Conrad, the expedition leader for both our trips is particularly outstanding. A South African in his late thirties, he is an amazing professional but also full of fun. We were lucky enough to have a good relationship with him and as a result enjoyed a little more freedom to stay out a little longer on the ice or jump in a boat with only him. We were jealous of his life, but oddly he was jealous of ours and was looking forward to getting off the ship for a while and leading a more land based existence in Cape Town.
It was very sad to leave the ship, although without a doubt my life expectancy is better by being off it. We had decided to stay in Tromso for a night, figuring we may never be back (now we know we will never be back) and our hotel room had a view of the boat and this was hard. As we helped ourselves to food, paid $10 for a beer and sat in our cheaply furnished room, we yearned for Den Den and her never ending supply of champagne and martinis.

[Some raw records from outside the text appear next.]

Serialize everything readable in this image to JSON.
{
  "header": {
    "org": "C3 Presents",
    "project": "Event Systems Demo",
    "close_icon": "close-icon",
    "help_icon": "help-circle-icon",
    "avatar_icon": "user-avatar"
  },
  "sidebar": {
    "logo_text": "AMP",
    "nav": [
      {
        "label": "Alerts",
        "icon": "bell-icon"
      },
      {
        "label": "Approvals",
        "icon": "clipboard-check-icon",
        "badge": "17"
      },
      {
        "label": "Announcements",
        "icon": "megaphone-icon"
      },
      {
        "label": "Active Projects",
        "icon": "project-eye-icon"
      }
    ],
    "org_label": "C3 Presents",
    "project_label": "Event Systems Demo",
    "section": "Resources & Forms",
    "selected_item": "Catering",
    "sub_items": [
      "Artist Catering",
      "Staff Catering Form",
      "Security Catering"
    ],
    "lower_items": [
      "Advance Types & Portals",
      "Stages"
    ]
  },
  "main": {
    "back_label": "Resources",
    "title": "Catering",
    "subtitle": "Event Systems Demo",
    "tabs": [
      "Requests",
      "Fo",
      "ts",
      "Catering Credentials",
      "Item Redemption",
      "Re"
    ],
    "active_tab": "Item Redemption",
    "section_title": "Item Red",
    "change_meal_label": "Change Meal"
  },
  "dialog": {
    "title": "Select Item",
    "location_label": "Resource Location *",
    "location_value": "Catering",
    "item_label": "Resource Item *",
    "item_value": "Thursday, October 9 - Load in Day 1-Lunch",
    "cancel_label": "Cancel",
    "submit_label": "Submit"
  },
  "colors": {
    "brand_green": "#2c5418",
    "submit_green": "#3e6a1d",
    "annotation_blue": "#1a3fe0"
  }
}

Tromso is fairly ordinary, or at least it is on an overcast Wednesday. We did enjoy taking a cable car up to the top of one of the overlooking hills, and I enjoyed less the final upward mile or so to the summit. The sky was blue at that time and the view was stunning. I met a local at the top who told me this was as good as it got. He also claimed that Tromso was mild in winter; rarely did it get below -15c. Madness. Paco and Laura were still with us at this point and I didn't realize that Paco had decided to join me on my walk and I stomped off, never looking back and seeing his lonely waterless march until I was on my way back down. Bad James!
The only remarkable thing about Tromso is how very ugly the locals are. Now I know I am far from perfect, but my god, what a high density of freaks and weirdo's in one place. Still, I suppose few normal people relish the chance of spending, 4 months in daylight, 4 months in darkness (at the glorious -15c or above) and the other 4 months being rained on. we also saw the 4 ugliest lesbians on the planet. Living in Sydney, I've seen most of them so I can be sure of this.
We are now in the sky and about to start the next chapter of the adventure. London, Oxford, Liverpool and Ludlow, before heading off to Paris and Morocco.